**THE TASK**
The response must reproduce exactly every line of the material below holding the word "donateSetting".

━━ TASK MATERIAL ━━

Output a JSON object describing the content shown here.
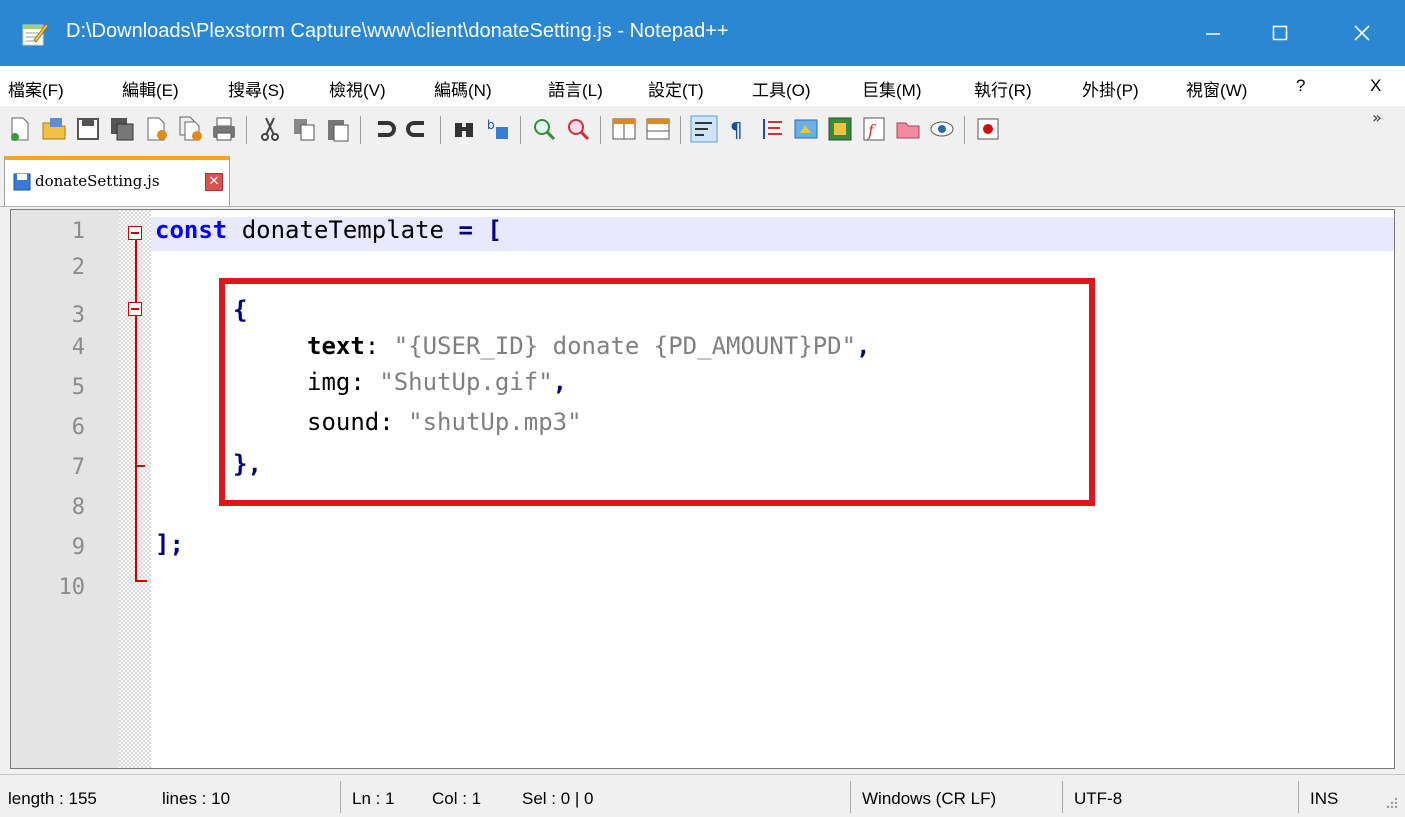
{
  "window": {
    "title": "D:\\Downloads\\Plexstorm Capture\\www\\client\\donateSetting.js - Notepad++",
    "minimize_icon": "minimize-icon",
    "maximize_icon": "maximize-icon",
    "close_icon": "close-icon"
  },
  "menu": {
    "items": [
      "檔案(F)",
      "編輯(E)",
      "搜尋(S)",
      "檢視(V)",
      "編碼(N)",
      "語言(L)",
      "設定(T)",
      "工具(O)",
      "巨集(M)",
      "執行(R)",
      "外掛(P)",
      "視窗(W)",
      "?"
    ],
    "close": "X"
  },
  "toolbar": {
    "overflow": "»"
  },
  "tab": {
    "label": "donateSetting.js",
    "close_glyph": "✕"
  },
  "editor": {
    "line_numbers": [
      "1",
      "2",
      "3",
      "4",
      "5",
      "6",
      "7",
      "8",
      "9",
      "10"
    ],
    "lines": {
      "l1_kw": "const",
      "l1_name": " donateTemplate ",
      "l1_eq": "=",
      "l1_br": " [",
      "l3": "{",
      "l4_key": "text",
      "l4_colon": ":",
      "l4_val": " \"{USER_ID} donate {PD_AMOUNT}PD\"",
      "l4_comma": ",",
      "l5_key": "img:",
      "l5_val": " \"ShutUp.gif\"",
      "l5_comma": ",",
      "l6_key": "sound:",
      "l6_val": " \"shutUp.mp3\"",
      "l7": "},",
      "l9": "];"
    }
  },
  "status": {
    "length": "length : 155",
    "lines": "lines : 10",
    "ln": "Ln : 1",
    "col": "Col : 1",
    "sel": "Sel : 0 | 0",
    "eol": "Windows (CR LF)",
    "encoding": "UTF-8",
    "mode": "INS"
  },
  "colors": {
    "titlebar": "#2b87d1",
    "highlight_box": "#e0151a",
    "keyword": "#0000ff",
    "string": "#808080",
    "tab_accent": "#f5a623"
  }
}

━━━

**EXERCISE SOLUTION**
    "title": "D:\\Downloads\\Plexstorm Capture\\www\\client\\donateSetting.js - Notepad++",
    "label": "donateSetting.js",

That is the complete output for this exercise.